• REQUIREMENT: Give the number of lines in the data below that contain "text", with no other words.
== Segment start ==
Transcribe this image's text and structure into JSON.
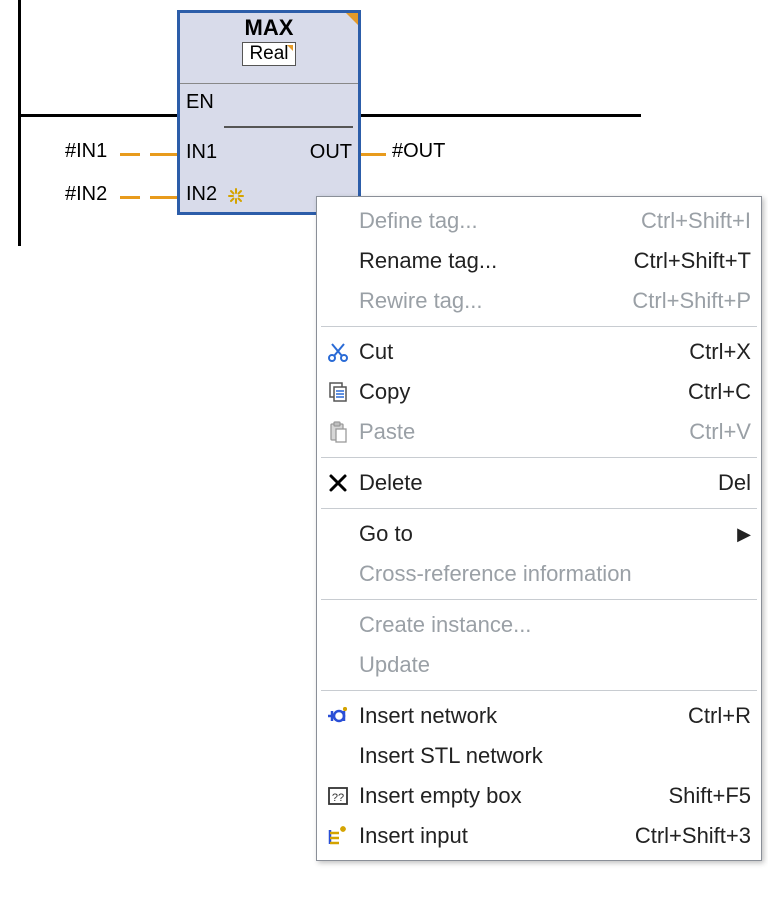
{
  "block": {
    "title": "MAX",
    "type": "Real",
    "pins": {
      "en": "EN",
      "in1": "IN1",
      "in2": "IN2",
      "out": "OUT"
    }
  },
  "tags": {
    "in1": "#IN1",
    "in2": "#IN2",
    "out": "#OUT"
  },
  "menu": {
    "defineTag": {
      "label": "Define tag...",
      "shortcut": "Ctrl+Shift+I"
    },
    "renameTag": {
      "label": "Rename tag...",
      "shortcut": "Ctrl+Shift+T"
    },
    "rewireTag": {
      "label": "Rewire tag...",
      "shortcut": "Ctrl+Shift+P"
    },
    "cut": {
      "label": "Cut",
      "shortcut": "Ctrl+X"
    },
    "copy": {
      "label": "Copy",
      "shortcut": "Ctrl+C"
    },
    "paste": {
      "label": "Paste",
      "shortcut": "Ctrl+V"
    },
    "delete": {
      "label": "Delete",
      "shortcut": "Del"
    },
    "goto": {
      "label": "Go to"
    },
    "crossRef": {
      "label": "Cross-reference information"
    },
    "createInstance": {
      "label": "Create instance..."
    },
    "update": {
      "label": "Update"
    },
    "insertNetwork": {
      "label": "Insert network",
      "shortcut": "Ctrl+R"
    },
    "insertSTL": {
      "label": "Insert STL network"
    },
    "insertEmptyBox": {
      "label": "Insert empty box",
      "shortcut": "Shift+F5"
    },
    "insertInput": {
      "label": "Insert input",
      "shortcut": "Ctrl+Shift+3"
    }
  }
}
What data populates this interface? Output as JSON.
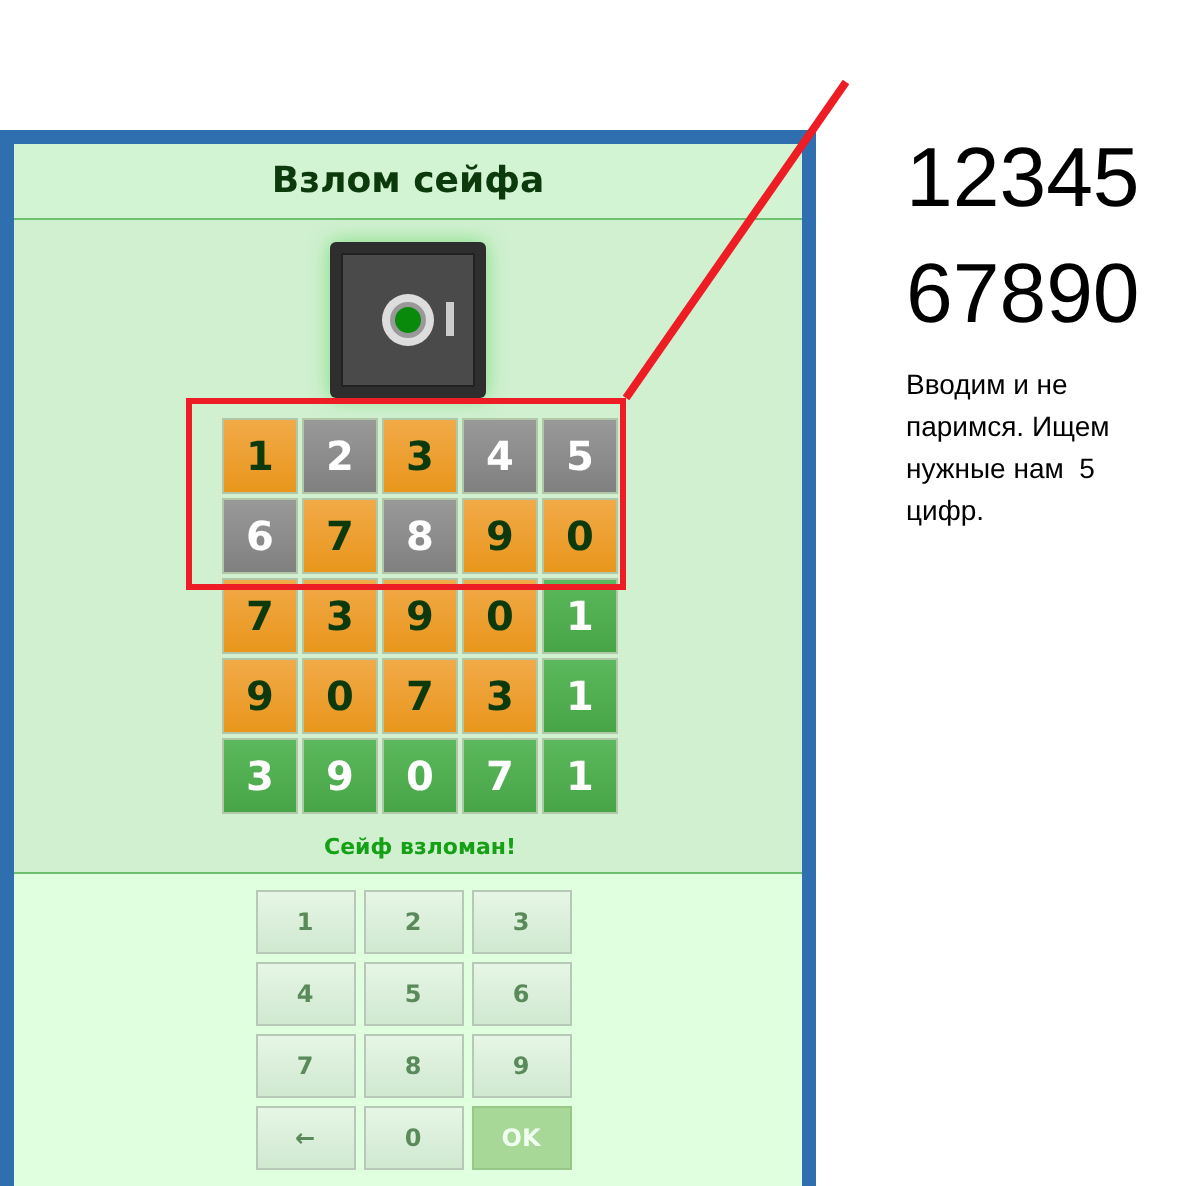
{
  "game": {
    "title": "Взлом сейфа",
    "safe": {
      "unlocked": true
    },
    "guesses": [
      {
        "cells": [
          {
            "digit": "1",
            "kind": "misplaced"
          },
          {
            "digit": "2",
            "kind": "absent"
          },
          {
            "digit": "3",
            "kind": "misplaced"
          },
          {
            "digit": "4",
            "kind": "absent"
          },
          {
            "digit": "5",
            "kind": "absent"
          }
        ]
      },
      {
        "cells": [
          {
            "digit": "6",
            "kind": "absent"
          },
          {
            "digit": "7",
            "kind": "misplaced"
          },
          {
            "digit": "8",
            "kind": "absent"
          },
          {
            "digit": "9",
            "kind": "misplaced"
          },
          {
            "digit": "0",
            "kind": "misplaced"
          }
        ]
      },
      {
        "cells": [
          {
            "digit": "7",
            "kind": "misplaced"
          },
          {
            "digit": "3",
            "kind": "misplaced"
          },
          {
            "digit": "9",
            "kind": "misplaced"
          },
          {
            "digit": "0",
            "kind": "misplaced"
          },
          {
            "digit": "1",
            "kind": "correct"
          }
        ]
      },
      {
        "cells": [
          {
            "digit": "9",
            "kind": "misplaced"
          },
          {
            "digit": "0",
            "kind": "misplaced"
          },
          {
            "digit": "7",
            "kind": "misplaced"
          },
          {
            "digit": "3",
            "kind": "misplaced"
          },
          {
            "digit": "1",
            "kind": "correct"
          }
        ]
      },
      {
        "cells": [
          {
            "digit": "3",
            "kind": "correct"
          },
          {
            "digit": "9",
            "kind": "correct"
          },
          {
            "digit": "0",
            "kind": "correct"
          },
          {
            "digit": "7",
            "kind": "correct"
          },
          {
            "digit": "1",
            "kind": "correct"
          }
        ]
      }
    ],
    "status": "Сейф взломан!",
    "keypad": [
      {
        "label": "1",
        "kind": "digit"
      },
      {
        "label": "2",
        "kind": "digit"
      },
      {
        "label": "3",
        "kind": "digit"
      },
      {
        "label": "4",
        "kind": "digit"
      },
      {
        "label": "5",
        "kind": "digit"
      },
      {
        "label": "6",
        "kind": "digit"
      },
      {
        "label": "7",
        "kind": "digit"
      },
      {
        "label": "8",
        "kind": "digit"
      },
      {
        "label": "9",
        "kind": "digit"
      },
      {
        "label": "←",
        "kind": "backspace"
      },
      {
        "label": "0",
        "kind": "digit"
      },
      {
        "label": "OK",
        "kind": "submit"
      }
    ]
  },
  "notes": {
    "lines": [
      "12345",
      "67890"
    ],
    "text": "Вводим и не паримся. Ищем нужные нам  5 цифр."
  }
}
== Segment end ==
• WORKED SOLUTION: 2